____ Provided entries
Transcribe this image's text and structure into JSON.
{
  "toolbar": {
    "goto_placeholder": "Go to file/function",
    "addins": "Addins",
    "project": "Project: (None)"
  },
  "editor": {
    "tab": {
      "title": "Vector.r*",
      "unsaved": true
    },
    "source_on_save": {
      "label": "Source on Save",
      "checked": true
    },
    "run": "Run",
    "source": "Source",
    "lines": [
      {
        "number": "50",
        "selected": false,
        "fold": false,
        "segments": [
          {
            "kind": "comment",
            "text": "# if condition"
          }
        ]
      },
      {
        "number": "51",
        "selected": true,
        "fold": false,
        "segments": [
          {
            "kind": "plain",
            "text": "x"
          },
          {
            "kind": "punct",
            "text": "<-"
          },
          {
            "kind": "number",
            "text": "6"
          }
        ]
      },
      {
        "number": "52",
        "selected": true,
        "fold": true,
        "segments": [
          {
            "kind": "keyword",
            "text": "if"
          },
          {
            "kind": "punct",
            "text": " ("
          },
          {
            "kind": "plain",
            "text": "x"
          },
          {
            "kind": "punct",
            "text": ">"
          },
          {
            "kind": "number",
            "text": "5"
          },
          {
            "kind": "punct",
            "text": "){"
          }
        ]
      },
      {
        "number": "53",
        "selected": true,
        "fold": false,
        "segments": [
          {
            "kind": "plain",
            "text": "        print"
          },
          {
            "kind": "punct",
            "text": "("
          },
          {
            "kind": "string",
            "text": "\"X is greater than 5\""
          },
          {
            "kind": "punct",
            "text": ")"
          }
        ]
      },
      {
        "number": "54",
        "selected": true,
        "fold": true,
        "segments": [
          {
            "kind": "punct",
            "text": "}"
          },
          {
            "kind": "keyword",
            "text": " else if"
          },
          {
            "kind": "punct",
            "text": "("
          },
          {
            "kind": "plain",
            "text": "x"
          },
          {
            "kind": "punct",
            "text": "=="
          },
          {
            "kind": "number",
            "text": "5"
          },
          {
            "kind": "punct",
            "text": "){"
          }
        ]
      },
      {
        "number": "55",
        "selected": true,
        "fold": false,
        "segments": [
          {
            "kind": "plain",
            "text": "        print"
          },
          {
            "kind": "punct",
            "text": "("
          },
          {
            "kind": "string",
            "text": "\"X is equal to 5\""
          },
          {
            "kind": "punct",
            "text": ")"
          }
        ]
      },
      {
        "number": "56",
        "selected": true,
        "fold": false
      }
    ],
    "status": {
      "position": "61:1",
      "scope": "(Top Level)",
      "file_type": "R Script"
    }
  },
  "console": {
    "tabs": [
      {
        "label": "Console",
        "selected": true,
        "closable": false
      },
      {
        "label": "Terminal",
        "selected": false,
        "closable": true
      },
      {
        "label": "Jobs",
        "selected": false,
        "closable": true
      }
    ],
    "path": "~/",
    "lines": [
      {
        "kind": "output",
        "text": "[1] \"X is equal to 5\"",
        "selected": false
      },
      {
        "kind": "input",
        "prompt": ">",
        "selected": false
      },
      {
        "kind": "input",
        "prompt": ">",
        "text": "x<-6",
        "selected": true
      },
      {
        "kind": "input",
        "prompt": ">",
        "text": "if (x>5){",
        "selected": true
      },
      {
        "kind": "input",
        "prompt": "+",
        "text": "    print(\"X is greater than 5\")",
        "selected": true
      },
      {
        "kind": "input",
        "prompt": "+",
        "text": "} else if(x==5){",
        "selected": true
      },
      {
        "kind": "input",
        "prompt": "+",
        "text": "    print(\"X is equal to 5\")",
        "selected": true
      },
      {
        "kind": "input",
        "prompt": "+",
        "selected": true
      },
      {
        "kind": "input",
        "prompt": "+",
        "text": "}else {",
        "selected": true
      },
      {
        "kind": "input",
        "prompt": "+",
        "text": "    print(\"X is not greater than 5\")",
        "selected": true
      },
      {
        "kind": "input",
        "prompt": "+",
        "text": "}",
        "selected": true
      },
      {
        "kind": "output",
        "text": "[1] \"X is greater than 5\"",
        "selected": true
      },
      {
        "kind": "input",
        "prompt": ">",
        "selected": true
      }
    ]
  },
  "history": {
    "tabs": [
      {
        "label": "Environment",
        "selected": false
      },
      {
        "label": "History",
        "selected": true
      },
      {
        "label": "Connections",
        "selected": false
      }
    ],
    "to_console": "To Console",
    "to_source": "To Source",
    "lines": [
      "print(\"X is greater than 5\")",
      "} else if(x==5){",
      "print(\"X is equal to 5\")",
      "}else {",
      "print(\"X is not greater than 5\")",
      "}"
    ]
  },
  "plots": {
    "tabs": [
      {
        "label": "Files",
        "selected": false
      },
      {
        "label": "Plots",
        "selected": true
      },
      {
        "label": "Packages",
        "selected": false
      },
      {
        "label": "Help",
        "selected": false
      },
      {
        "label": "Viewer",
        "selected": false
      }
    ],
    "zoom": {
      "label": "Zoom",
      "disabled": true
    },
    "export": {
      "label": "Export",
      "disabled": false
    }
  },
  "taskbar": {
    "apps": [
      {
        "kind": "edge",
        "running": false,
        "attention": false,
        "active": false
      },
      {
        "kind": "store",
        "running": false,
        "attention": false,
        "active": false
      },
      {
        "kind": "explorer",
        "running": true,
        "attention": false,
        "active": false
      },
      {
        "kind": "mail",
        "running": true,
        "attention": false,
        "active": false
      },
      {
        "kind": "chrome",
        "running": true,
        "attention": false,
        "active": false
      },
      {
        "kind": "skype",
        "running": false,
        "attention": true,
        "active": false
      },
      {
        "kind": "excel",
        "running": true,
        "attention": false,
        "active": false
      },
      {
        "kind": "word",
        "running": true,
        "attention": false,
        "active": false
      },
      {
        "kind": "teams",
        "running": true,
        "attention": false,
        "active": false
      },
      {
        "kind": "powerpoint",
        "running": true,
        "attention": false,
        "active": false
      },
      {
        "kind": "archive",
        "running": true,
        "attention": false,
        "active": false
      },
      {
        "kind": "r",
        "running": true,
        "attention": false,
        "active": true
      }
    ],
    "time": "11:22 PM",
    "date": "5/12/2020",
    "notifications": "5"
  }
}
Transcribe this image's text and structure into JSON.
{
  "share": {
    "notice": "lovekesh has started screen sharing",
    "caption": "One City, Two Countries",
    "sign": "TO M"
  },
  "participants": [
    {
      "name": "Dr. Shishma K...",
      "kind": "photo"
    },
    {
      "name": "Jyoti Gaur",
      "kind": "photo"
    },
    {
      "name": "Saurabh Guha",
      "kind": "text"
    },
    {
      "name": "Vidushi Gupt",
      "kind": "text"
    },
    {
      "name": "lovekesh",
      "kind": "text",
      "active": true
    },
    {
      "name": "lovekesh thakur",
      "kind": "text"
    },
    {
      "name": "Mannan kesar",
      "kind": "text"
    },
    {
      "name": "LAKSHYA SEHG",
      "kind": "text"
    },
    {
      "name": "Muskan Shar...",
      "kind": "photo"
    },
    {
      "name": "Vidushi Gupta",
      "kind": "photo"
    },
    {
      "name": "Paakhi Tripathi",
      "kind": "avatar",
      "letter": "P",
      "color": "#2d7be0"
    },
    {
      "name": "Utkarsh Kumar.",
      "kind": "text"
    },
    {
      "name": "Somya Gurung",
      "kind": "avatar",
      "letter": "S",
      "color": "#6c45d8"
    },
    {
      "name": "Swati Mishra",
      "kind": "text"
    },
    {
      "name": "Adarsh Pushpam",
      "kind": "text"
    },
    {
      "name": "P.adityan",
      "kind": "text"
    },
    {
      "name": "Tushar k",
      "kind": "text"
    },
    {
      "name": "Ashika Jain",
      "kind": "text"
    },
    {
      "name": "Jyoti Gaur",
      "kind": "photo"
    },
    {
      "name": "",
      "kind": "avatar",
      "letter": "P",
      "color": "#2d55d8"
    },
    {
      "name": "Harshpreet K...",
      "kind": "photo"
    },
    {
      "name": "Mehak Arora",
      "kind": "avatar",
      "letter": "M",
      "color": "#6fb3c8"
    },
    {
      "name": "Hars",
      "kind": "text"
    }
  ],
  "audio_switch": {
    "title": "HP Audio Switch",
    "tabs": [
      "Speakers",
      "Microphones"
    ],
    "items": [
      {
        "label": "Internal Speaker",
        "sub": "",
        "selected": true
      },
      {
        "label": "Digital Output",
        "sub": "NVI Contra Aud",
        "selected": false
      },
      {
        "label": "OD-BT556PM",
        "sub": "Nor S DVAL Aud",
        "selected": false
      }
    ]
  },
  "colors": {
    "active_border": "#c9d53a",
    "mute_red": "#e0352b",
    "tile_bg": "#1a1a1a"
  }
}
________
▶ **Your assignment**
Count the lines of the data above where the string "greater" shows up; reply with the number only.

▶ **Task result**
6